Throughout a long career as a local educator, Michelle King exceeded expectations at every step but never had a chance to leave a defining mark at the peak of her career — as Los Angeles schools superintendent — because of illness that would later claim her life.
King, the first African American woman to lead the L.A. Unified School District, has died, the district announced Saturday.
She was 57 and had been battling cancer.
The school board selected King to lead the nation’s second-largest school system in January 2016. Her last day at work was Sept. 15, 2017, when she began a medical leave, but she’d been ailing before that.
King had grown up attending Los Angeles schools and began her professional career as a teacher’s aide, then a teacher, gradually rising through the ranks. Her style was not to make waves. Instead she impressed people with her competence, humanity, dedication and loyalty — over and over again.
“I promoted her three times,” said former L.A. schools Supt. Ramon C. Cortines, who served three stints as district leader. During the last, King was his chief deputy. “She was my partner. I did not make decisions without consulting her.”
And when Cortines retired, the board selected King to replace him.
She brought to the job strong internal support but a certain discomfort in the spotlight, even before her ailment, that contrasted with her predecessors.
King’s major accomplishment was pushing the graduation rate to record levels by allowing students to quickly make up credits for failed classes. Her major initiative had been to expand the number of schools with special programs to offset declining enrollment caused by the growth of privately operated charter schools.
A year after taking office, the political ground shifted under her when the board majority changed. A new majority elected with support from charter school backers took control, and there was wide speculation its members would want to choose their own district leader. At the same time, board members and others were criticizing King for not moving faster on a strategic plan.
But she won high marks from competing interest groups for taking their concerns seriously and for trying to bring warring factions together on behalf of students.
“Dr. King was a solid career educator and administrator who sadly didn’t have enough time in her brief tenure to change the culture of LAUSD or fix the longstanding systemic issues that plague the district to this day,” said Paul Robak, a parent activist who worked with King.
King was born on March 9, 1961, to professional parents who were part of a proud, aspiring black middle class in a city where many minority families were not doing well. Her father had become a lawyer during her childhood. Her mother worked for the county. Together they provided their daughter with a sheltered life.
“It was assumed and expected you would go to college,” King told The Times in an interview. “My father looked at my report cards. We were taught to respect our teachers and that we would get good grades.”
She attended L.A. Unified schools, including Palisades High, where she was a top student and a cheerleader and one of the few blacks at a school whose student body was mainly wealthy and white.
After attending UCLA, her first teaching assignment was in the San Fernando Valley, a world apart from the worst poverty of the L.A. Basin.
King was not oblivious to social ills, but her understanding deepened, she said, as she watched the video of police officers beating Rodney King, followed by the trial that acquitted them.
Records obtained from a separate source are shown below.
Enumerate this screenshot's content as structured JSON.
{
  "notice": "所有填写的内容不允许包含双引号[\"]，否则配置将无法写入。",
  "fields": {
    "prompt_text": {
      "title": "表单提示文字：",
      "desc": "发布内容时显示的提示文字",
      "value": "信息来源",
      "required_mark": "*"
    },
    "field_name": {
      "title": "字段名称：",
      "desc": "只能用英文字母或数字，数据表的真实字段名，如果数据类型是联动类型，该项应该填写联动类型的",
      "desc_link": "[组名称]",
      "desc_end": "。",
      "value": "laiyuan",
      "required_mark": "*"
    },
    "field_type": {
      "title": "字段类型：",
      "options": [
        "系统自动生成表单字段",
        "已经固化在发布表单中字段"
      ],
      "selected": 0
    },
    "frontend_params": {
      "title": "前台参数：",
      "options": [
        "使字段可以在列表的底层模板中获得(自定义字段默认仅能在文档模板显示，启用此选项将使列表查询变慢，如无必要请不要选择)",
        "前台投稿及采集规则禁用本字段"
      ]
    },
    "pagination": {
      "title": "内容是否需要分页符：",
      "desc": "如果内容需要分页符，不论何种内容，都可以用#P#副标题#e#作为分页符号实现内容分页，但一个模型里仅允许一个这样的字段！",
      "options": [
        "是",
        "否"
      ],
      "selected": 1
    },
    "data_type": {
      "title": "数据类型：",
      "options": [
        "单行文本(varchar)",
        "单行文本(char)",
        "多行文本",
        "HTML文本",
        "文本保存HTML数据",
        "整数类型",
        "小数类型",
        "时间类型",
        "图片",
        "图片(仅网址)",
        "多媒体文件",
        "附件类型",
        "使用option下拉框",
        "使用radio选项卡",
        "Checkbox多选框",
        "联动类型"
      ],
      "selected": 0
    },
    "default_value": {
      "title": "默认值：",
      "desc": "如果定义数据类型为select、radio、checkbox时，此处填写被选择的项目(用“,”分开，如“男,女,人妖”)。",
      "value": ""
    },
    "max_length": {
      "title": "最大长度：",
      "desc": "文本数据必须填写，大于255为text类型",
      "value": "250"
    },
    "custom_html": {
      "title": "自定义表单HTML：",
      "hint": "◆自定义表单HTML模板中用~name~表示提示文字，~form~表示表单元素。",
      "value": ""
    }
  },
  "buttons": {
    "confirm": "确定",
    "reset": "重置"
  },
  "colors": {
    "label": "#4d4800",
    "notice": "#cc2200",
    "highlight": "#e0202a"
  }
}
She also recalled the riots of 1992 when, as a young teacher, she stood in her hillside home in South Los Angeles’ largely African American, largely upscale View Park neighborhood, watching large swaths of Los Angeles burn. The experience deepened a longstanding instinct to help foundering students push ahead.
She moved through teaching jobs at Porter Junior High and Wright Middle School while shepherding her own three daughters through school. Sometimes that meant making choices. The first time King was offered the principal’s job at Hamilton High, she turned it down.
Her marriage by then was in trouble, and, even after the divorce, King was determined not to miss back-to-school nights or lose the family’s tradition of long Sunday dinners, at which the girls could talk out the issues of their lives.
When she finally took the Hamilton job in 2002, after being promoted from vice principal, the entire faculty greeted her with a standing ovation.
“I’ve never seen it before or since,” said retired teacher Shelley Rose.
King didn’t disappoint, pulling together a campus torn by discord.
“Michelle united the faculty, boosted morale, and righted the ship almost immediately,” says Barry Smolin, an English teacher. “A lot of it had to do with her calm demeanor, her willingness to hear all sides of an issue and make informed decisions based on sometimes conflicting perspectives — and her genuine concern for students and teachers.”
After she took charge, Hamilton’s test scores surged well past annual improvement targets.
After leaving Hamilton, King’s earned strong marks as she rose quietly and rapidly through middle management. She said later that she learned from everyone she served under.
As deputy superintendent under Supt. John Deasy in 2014, she firmly led emergency operations after a fatal crash killed five students hundreds of miles to the north near Orland.
Her selection as superintendent was wildly popular among the district’s rank and file.
“She led us as a family and truly embraced the idea that we had to do everything we did, no matter what our role was, as if the children of our district were our own children,” said former school board member Steve Zimmer. “She carried a powerful authenticity.”
King is survived by her daughters, her parents and a brother.
Among the many tributes was one from L.A. Mayor Eric Garcetti, who said King’s “life and career encapsulated what it means to be an Angeleno: excellence, kindness, integrity, service above self.”